Shockingly, this is not the most economical or efficient method of managing hardware. The problem is that most people don’t think about these purchases in terms of a lifecycle–you just buy a computer when you need a computer.
That is the mindset that we need to change, not only for financial and productivity reasons, but also for compliance reasons. Every small business should have a Technology Lifecycle policy.
So, what does Technology Lifecycle actually mean?
To put it simply, it is a budgeting plan for technology. No one likes to be hit with unexpected expenses; they always occur at the worst possible times. By implementing a Technology Lifecycle policy, whenever you purchase new technology, you’re looking ahead to when it will need to be replaced and planning for it. Having a budget in place to take care of these expenses is almost as good as not hearing employees complaining about computer slowness or auditors telling you that your old hardware is out of compliance.

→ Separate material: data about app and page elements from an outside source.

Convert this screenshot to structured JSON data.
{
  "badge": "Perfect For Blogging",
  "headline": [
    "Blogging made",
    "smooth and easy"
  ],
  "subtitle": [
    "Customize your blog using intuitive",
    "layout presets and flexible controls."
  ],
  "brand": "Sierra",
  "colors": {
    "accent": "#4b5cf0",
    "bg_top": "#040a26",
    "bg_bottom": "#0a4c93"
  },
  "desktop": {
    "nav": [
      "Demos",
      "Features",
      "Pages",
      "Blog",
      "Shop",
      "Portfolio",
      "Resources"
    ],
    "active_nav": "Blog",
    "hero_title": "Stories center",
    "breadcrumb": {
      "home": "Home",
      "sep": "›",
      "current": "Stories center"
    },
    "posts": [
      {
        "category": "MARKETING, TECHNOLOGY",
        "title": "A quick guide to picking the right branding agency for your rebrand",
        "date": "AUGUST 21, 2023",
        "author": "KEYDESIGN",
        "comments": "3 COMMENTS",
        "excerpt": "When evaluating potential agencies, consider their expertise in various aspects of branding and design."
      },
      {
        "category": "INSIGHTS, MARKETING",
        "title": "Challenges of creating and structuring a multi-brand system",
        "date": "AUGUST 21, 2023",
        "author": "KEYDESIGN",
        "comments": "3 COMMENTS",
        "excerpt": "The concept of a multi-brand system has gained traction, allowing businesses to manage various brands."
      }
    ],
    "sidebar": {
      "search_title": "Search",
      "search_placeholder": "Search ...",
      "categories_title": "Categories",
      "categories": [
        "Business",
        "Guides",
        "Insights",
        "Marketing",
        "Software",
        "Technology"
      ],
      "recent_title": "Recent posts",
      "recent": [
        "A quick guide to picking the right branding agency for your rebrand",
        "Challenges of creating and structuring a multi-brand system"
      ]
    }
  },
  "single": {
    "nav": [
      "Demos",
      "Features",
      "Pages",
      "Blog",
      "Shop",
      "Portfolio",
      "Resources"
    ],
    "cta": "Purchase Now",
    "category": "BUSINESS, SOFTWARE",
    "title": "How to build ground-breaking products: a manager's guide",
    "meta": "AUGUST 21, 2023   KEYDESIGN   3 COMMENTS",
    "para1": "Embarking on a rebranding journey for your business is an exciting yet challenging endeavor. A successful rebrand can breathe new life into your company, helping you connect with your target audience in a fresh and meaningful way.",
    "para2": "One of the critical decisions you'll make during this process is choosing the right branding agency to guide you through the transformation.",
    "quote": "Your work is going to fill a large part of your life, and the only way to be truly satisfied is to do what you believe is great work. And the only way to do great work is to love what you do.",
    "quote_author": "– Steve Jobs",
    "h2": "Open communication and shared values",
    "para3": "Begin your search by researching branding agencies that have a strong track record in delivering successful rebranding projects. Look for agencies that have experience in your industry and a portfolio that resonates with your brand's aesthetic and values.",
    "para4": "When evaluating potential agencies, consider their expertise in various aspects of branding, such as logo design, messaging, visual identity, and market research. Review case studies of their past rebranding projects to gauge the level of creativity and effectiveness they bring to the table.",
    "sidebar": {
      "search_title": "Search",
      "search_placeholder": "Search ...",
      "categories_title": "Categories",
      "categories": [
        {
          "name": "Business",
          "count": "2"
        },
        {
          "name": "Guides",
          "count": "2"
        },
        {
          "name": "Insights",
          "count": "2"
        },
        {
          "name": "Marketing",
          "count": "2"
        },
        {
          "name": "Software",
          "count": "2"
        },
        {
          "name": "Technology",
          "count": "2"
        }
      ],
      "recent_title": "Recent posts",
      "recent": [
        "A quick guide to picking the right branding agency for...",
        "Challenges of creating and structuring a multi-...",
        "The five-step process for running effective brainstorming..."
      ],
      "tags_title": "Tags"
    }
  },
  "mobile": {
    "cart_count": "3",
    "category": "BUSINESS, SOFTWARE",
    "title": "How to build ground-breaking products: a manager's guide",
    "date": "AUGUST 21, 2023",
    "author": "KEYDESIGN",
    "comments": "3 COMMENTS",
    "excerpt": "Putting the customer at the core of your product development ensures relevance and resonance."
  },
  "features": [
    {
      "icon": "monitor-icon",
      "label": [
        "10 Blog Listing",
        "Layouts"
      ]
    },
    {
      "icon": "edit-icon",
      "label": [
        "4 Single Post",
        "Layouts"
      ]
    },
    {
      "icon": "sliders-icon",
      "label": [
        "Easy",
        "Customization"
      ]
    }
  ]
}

I know, we’re talking about replacing technology that was just purchased. It’s not something you want to think about, but you should. Why?
Unplanned downtime. Data Loss. Failed Audits. Unexpected expenses. Employee frustration–the list goes on and on.
Long Term Plan
Aside from the occasional hardware failure, the lifecycle of technology is measured in years. That is one of the reasons many people find it to be difficult, but you shouldn’t. Although most small businesses are looking weeks ahead, not years, you’re still budgeting. Income. Expenses. Overhead. Payroll. Debt. All of it has to be accounted for, and this is where your Technology Lifecycle goes. By adding this to your budget, you’ll be able to stay on top of your businesses technology needs.
- Mobile Phone: 2-3 years
- Desktop PC: 5-6 years
- Laptop PC: 4-5 years
- Monitor: 8 years
- Networking Hardware: 8 years or when support ends
- Printers: 5-6 years (based on usage)
- Servers: 4-5 years
These recommendations take into consideration factors such as responsiveness, security, end of life support, and increasing chance of hardware failure. By the time devices near the ages listed above, sluggishness is common and data loss or outright failure grows increasingly likely.
Technology Lifecycle Policy
The goal of a Technology Lifecycle Policy is to improve overall business operations and reduce exposure to security risks. It will include the full lifecycle of the device:
If you need help coming up with a Technology Lifecycle Policy, we do that. Let’s talk.
I’ve always had a love of working with technology, being fortunate enough to have grown up with a grandfather who taught me how to fix things for myself and not be afraid to jump in and get my hands dirty. Over the last three decades I’ve worked as a technician, trainer, technical writer, and manager with small businesses, enterprise level organizations, and government, picking up a lot of skills on my journey. In addition, I’m an author, having published multiple works available online and in print.